> Task:
Using the entries below, show all lines with the string "icon".

Web page and app entries:
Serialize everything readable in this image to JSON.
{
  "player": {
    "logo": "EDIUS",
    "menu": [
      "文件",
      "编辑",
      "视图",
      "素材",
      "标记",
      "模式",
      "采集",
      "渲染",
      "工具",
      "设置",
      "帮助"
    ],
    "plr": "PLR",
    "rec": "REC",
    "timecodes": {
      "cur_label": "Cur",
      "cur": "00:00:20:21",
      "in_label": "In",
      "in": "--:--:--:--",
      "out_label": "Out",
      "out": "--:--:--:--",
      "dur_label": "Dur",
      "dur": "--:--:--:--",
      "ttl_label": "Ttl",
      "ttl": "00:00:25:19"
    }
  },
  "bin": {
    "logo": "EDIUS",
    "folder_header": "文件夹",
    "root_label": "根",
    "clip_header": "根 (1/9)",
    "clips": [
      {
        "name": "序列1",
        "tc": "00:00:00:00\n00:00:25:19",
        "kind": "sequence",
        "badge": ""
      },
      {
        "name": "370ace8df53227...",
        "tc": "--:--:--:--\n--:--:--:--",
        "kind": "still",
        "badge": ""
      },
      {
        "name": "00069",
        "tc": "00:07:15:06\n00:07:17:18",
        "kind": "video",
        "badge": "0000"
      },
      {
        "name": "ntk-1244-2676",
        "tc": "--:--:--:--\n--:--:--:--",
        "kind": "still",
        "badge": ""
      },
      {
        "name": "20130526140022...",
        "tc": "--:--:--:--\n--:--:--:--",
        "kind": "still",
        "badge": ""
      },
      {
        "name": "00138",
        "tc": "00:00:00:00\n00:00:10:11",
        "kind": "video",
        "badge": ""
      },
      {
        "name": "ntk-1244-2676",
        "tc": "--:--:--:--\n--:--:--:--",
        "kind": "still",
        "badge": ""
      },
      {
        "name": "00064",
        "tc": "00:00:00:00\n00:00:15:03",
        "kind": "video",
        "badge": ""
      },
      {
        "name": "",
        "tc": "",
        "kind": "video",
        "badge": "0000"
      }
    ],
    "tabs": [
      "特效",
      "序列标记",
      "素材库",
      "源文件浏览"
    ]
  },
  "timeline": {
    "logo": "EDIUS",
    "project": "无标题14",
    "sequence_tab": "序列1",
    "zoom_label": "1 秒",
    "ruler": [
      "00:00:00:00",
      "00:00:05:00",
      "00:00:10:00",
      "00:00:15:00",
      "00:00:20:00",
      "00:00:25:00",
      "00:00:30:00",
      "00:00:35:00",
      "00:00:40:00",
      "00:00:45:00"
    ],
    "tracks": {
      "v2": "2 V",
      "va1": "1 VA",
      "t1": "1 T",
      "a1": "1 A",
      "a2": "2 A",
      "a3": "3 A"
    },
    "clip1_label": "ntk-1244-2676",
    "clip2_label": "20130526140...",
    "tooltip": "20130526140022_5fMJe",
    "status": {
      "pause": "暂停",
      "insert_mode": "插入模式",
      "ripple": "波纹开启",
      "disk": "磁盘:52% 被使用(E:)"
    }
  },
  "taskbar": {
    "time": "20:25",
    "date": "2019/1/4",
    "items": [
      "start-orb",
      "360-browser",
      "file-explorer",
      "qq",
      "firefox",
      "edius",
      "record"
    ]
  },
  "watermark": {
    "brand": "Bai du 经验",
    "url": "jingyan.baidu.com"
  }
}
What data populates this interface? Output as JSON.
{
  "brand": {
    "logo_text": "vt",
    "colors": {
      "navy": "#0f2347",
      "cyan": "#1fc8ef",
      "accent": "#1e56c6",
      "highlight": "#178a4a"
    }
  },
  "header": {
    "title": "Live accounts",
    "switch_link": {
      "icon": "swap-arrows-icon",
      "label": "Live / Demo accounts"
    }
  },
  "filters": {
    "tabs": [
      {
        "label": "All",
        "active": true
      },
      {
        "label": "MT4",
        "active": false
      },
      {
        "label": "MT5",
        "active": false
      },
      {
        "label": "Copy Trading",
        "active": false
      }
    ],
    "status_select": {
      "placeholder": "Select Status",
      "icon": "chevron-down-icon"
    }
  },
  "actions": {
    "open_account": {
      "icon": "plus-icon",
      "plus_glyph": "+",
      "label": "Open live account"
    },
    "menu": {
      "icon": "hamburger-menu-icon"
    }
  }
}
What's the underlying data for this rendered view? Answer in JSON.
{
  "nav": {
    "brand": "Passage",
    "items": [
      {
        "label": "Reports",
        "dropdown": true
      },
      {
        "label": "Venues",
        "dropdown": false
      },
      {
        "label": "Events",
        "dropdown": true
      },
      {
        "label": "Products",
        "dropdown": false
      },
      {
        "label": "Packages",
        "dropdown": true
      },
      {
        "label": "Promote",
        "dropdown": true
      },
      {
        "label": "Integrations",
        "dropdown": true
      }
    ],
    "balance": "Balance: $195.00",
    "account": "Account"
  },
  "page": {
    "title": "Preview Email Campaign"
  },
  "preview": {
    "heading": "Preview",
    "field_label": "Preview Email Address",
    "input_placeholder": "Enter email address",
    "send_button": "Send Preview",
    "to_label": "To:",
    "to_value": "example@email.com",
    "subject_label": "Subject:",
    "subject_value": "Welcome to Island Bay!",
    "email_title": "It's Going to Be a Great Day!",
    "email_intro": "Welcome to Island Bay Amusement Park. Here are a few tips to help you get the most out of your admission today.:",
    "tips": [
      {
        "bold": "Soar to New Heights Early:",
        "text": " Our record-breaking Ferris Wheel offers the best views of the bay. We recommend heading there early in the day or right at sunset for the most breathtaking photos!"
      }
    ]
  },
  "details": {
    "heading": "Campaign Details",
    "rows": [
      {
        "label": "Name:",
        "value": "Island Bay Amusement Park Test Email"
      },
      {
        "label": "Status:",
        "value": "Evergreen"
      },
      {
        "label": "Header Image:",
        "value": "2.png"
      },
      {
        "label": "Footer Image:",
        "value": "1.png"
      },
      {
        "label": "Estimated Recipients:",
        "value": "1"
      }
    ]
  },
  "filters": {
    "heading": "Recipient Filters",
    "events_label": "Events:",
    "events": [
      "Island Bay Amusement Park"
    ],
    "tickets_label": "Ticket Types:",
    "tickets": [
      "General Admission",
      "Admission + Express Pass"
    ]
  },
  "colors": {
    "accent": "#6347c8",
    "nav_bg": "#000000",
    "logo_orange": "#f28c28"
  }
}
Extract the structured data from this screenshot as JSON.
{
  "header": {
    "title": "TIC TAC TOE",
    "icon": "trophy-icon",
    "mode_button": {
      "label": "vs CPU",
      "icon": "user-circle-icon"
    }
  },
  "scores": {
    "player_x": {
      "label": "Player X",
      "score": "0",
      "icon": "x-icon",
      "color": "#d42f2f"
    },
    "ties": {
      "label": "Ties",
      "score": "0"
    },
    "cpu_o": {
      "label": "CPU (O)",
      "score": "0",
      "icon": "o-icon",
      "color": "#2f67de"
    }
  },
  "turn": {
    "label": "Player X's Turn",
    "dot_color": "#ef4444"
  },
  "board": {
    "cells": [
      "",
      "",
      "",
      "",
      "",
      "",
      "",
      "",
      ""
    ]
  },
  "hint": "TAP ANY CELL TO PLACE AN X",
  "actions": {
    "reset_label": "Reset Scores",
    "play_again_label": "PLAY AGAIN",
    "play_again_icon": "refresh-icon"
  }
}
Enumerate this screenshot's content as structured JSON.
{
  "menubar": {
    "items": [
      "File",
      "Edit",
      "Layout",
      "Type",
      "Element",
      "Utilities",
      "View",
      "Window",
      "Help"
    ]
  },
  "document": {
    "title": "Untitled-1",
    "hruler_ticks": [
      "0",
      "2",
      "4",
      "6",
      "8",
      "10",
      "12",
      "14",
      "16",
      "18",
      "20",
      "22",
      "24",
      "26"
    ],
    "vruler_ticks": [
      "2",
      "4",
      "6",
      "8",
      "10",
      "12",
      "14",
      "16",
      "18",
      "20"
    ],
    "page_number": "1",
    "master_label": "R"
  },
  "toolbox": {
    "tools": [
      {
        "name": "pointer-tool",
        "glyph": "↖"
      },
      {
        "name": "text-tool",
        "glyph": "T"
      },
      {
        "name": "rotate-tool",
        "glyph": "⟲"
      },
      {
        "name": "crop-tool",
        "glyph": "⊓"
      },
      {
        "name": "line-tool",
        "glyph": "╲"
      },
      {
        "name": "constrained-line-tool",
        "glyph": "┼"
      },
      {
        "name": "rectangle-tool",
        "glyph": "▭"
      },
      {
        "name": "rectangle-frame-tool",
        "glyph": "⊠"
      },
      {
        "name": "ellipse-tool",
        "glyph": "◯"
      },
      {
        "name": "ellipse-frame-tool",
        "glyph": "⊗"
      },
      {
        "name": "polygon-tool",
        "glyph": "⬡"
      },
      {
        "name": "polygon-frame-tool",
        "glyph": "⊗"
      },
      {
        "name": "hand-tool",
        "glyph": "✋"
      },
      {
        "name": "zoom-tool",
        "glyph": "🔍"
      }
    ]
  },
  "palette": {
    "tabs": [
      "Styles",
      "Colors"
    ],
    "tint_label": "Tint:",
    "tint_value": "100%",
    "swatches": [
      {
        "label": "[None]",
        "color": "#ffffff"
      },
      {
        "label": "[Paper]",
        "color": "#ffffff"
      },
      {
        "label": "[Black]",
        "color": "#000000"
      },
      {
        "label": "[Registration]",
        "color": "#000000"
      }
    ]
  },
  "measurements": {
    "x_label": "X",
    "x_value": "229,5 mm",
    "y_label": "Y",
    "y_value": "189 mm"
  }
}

> Reply to the exercise:
      "icon": "swap-arrows-icon",
      "icon": "chevron-down-icon"
      "icon": "plus-icon",
      "icon": "hamburger-menu-icon"
    "icon": "trophy-icon",
      "icon": "user-circle-icon"
      "icon": "x-icon",
      "icon": "o-icon",
    "play_again_icon": "refresh-icon"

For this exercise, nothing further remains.